Your goal: Which lines below hold the word "value"? Report each one.

--- START ---

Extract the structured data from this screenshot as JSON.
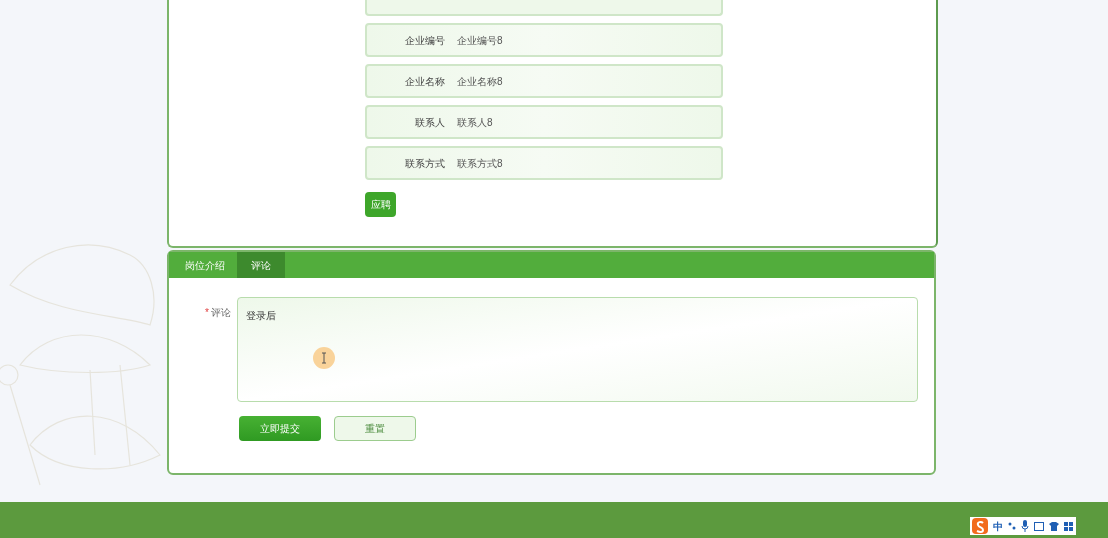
{
  "details": {
    "fields": [
      {
        "label": "企业编号",
        "value": "企业编号8"
      },
      {
        "label": "企业名称",
        "value": "企业名称8"
      },
      {
        "label": "联系人",
        "value": "联系人8"
      },
      {
        "label": "联系方式",
        "value": "联系方式8"
      }
    ],
    "apply_button": "应聘"
  },
  "tabs": [
    {
      "label": "岗位介绍",
      "selected": false
    },
    {
      "label": "评论",
      "selected": true
    }
  ],
  "comment_form": {
    "required_mark": "*",
    "label": "评论",
    "value": "登录后",
    "submit_button": "立即提交",
    "reset_button": "重置"
  },
  "ime_toolbar": {
    "mode": "中"
  }
}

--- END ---

Task solution:
        "value": "企业编号8"
        "value": "企业名称8"
        "value": "联系人8"
        "value": "联系方式8"
    "value": "登录后",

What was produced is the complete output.